_Exercise requirements:_
All lines of the following material must be written out exactly as they appear.

START Dataset entries

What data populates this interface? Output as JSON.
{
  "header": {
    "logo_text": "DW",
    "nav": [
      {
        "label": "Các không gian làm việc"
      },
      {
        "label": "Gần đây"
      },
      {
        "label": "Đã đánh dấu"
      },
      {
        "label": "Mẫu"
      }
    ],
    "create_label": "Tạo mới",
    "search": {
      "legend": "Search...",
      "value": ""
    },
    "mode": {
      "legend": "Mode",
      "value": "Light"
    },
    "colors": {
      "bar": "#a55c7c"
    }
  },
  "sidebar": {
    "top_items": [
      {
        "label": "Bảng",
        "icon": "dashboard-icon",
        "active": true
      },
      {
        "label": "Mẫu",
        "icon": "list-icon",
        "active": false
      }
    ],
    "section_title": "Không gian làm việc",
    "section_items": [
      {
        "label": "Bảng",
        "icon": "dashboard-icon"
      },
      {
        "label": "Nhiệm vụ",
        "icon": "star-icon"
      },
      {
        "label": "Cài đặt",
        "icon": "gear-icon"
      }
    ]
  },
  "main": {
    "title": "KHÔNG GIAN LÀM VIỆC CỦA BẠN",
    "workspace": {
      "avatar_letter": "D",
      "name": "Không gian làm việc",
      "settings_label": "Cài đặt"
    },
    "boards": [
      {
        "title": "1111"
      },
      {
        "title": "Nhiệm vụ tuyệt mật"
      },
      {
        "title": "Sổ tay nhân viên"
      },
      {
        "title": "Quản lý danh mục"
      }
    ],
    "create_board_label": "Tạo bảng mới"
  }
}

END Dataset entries

_Solution to the exercise:_
What data populates this interface? Output as JSON.
{
  "header": {
    "logo_text": "DW",
    "nav": [
      {
        "label": "Các không gian làm việc"
      },
      {
        "label": "Gần đây"
      },
      {
        "label": "Đã đánh dấu"
      },
      {
        "label": "Mẫu"
      }
    ],
    "create_label": "Tạo mới",
    "search": {
      "legend": "Search...",
      "value": ""
    },
    "mode": {
      "legend": "Mode",
      "value": "Light"
    },
    "colors": {
      "bar": "#a55c7c"
    }
  },
  "sidebar": {
    "top_items": [
      {
        "label": "Bảng",
        "icon": "dashboard-icon",
        "active": true
      },
      {
        "label": "Mẫu",
        "icon": "list-icon",
        "active": false
      }
    ],
    "section_title": "Không gian làm việc",
    "section_items": [
      {
        "label": "Bảng",
        "icon": "dashboard-icon"
      },
      {
        "label": "Nhiệm vụ",
        "icon": "star-icon"
      },
      {
        "label": "Cài đặt",
        "icon": "gear-icon"
      }
    ]
  },
  "main": {
    "title": "KHÔNG GIAN LÀM VIỆC CỦA BẠN",
    "workspace": {
      "avatar_letter": "D",
      "name": "Không gian làm việc",
      "settings_label": "Cài đặt"
    },
    "boards": [
      {
        "title": "1111"
      },
      {
        "title": "Nhiệm vụ tuyệt mật"
      },
      {
        "title": "Sổ tay nhân viên"
      },
      {
        "title": "Quản lý danh mục"
      }
    ],
    "create_board_label": "Tạo bảng mới"
  }
}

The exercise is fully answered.